Even when untreated, canvas is a coarse material that breathes very well while offering a good degree of protection from the weather. Scientific advancements have enabled manufacturers to treat the material with different chemicals for better weather protection, resistance to UV rays, as well as water and mildew. Nowadays the most common use for canvas tarps is to cover moisture-sensitive goods used in the construction and agricultural sectors while being transported. The road transport sector prefers to use a large tarp of a variety known as Ripstop Canvas, which is essentially canvas blended with polyester. A special reinforced weaving technique gives it high strength to prevent tearing and an XLP treatment for making them water and rot-resistant. The end product is lighter in weight and less expensive.

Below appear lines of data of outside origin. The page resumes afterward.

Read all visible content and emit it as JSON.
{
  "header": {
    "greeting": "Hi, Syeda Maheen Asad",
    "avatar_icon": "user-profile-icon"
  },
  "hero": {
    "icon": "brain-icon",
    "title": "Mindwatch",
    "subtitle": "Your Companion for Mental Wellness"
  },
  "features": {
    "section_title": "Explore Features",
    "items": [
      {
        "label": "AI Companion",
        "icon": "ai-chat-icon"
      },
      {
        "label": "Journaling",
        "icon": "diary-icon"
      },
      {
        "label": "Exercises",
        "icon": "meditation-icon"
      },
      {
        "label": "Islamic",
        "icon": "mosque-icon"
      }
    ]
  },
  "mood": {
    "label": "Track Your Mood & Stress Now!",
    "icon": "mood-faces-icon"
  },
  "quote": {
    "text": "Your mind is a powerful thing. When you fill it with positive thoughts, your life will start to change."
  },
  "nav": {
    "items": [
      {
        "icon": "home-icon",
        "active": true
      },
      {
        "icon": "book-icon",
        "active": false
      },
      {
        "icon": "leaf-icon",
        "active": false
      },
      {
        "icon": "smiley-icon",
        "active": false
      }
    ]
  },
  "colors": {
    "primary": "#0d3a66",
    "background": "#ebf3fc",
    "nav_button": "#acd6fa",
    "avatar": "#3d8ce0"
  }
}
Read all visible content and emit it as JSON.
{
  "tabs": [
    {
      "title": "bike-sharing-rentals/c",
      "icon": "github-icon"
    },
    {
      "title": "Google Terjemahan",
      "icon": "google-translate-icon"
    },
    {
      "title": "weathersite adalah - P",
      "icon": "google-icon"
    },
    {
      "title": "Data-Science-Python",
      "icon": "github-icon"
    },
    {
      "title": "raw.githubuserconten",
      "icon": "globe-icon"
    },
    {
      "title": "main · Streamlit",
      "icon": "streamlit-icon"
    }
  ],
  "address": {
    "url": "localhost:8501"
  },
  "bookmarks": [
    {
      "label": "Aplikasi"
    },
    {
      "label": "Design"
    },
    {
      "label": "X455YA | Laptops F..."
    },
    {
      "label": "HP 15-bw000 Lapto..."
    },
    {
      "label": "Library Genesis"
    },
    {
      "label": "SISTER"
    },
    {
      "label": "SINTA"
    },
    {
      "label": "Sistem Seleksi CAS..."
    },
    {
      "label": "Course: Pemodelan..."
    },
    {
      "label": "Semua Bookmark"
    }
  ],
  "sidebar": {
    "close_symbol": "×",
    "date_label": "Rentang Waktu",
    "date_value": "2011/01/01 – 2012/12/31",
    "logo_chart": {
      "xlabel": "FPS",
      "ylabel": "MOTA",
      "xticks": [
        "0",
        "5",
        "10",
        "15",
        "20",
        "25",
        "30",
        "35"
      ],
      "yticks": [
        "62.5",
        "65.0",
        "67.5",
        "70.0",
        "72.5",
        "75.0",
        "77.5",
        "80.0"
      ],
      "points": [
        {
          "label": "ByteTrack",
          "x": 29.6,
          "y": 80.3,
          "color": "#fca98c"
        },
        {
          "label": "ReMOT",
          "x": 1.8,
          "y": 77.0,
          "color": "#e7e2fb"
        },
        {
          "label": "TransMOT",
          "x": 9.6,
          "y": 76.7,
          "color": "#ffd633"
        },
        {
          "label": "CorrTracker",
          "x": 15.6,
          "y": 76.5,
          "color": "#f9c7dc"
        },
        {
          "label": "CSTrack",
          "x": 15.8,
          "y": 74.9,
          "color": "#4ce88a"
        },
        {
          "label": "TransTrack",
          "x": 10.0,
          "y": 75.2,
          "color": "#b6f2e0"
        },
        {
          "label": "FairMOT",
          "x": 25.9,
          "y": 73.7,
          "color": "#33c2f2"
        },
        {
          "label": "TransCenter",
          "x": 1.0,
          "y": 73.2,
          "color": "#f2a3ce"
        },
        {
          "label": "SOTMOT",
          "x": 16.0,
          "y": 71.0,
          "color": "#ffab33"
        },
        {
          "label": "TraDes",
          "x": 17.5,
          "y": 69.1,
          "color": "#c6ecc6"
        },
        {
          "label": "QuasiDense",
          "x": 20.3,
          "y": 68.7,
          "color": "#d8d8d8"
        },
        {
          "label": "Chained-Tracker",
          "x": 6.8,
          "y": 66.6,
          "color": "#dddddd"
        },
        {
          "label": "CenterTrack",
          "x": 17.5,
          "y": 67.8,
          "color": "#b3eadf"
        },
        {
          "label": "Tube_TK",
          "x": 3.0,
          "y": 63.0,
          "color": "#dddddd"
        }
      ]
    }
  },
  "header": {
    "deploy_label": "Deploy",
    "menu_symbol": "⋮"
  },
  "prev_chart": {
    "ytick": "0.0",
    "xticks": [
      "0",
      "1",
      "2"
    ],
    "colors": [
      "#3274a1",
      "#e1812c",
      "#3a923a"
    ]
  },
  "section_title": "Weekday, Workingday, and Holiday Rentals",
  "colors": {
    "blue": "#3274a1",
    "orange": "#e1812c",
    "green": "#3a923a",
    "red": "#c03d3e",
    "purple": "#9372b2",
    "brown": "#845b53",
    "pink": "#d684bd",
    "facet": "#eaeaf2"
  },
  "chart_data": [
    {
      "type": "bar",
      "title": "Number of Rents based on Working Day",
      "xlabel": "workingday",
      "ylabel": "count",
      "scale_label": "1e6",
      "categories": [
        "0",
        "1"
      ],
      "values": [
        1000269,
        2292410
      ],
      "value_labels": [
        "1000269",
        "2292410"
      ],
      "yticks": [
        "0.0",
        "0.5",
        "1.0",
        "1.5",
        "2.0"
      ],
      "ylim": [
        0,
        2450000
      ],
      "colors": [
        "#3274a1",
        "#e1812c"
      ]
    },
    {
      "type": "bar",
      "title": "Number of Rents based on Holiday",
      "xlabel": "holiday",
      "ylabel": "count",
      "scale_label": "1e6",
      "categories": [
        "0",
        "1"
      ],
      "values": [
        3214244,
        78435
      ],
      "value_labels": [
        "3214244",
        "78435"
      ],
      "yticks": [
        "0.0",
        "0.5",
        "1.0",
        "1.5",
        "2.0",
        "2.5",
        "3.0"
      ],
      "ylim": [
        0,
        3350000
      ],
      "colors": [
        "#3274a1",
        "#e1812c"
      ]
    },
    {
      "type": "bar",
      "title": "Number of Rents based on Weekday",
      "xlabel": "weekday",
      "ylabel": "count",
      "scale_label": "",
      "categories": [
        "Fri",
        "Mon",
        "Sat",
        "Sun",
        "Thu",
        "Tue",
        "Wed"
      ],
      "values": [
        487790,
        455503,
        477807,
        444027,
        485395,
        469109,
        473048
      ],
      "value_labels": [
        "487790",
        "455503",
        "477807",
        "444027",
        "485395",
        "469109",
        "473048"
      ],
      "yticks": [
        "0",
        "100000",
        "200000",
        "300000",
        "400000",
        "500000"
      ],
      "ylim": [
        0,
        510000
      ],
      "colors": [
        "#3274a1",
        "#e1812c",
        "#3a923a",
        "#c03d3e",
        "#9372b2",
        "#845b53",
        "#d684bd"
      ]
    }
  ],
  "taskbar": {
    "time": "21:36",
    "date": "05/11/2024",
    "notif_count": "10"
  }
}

Polythene Tarpaulins 

Polythene tarpaulins are made from weaving strands of polythene, a lightweight and flexible material. They are ideal for a large variety of applications ranging from roofing, dome shelters, and road transport. Being waterproof, dirt repellant, and UV-resistant and available in a large variety of custom options, polythene tarps are appreciated for their versatility. Even though they permit easy handling because of the low weight, they are highly tear and abrasion-resistant as well as easy to repair. Used commonly in the construction and agricultural sectors, poly tarps typically come in high-density and low-density varieties. Compared to the low-density variety, the high-density tarp has a higher mesh count, extra coating of poly, and has a longer lifespan.

PVC Tarpaulins

PVC tarpaulins, also known as vinyl tarps, are a combination of high-strength polyester material reinforced with PVC that yields a product with a smooth surface. While they are stronger and thicker than other tarp varieties, they are also extremely versatile and capable of delivering superior performance under challenging weather and chemical environments. Their high resistance to wind makes it ideal for transport covers, covers for hay bales, roof covers for industries as well as use as containment liners. Being waterproof makes them ideal for use in rainy or very cold conditions. When plasticizers are added, they become more flexible and resistant to cracking which is the most common form of degradation of poly tarps. Apart from being UV-resistant, they are also highly resistant to oils, greases, acids, and mildew while the addition of special chemicals can make them fire-retardant. It is easy to repair them onsite using hot-air welding/vulcanizing.


The selection of the tarpaulin type depends on what it will be used for, the duration of the use, and other performance parameters needed to be factored in. Tarps are available for all conceivable requirements, grades, and sizes to suit all budgets.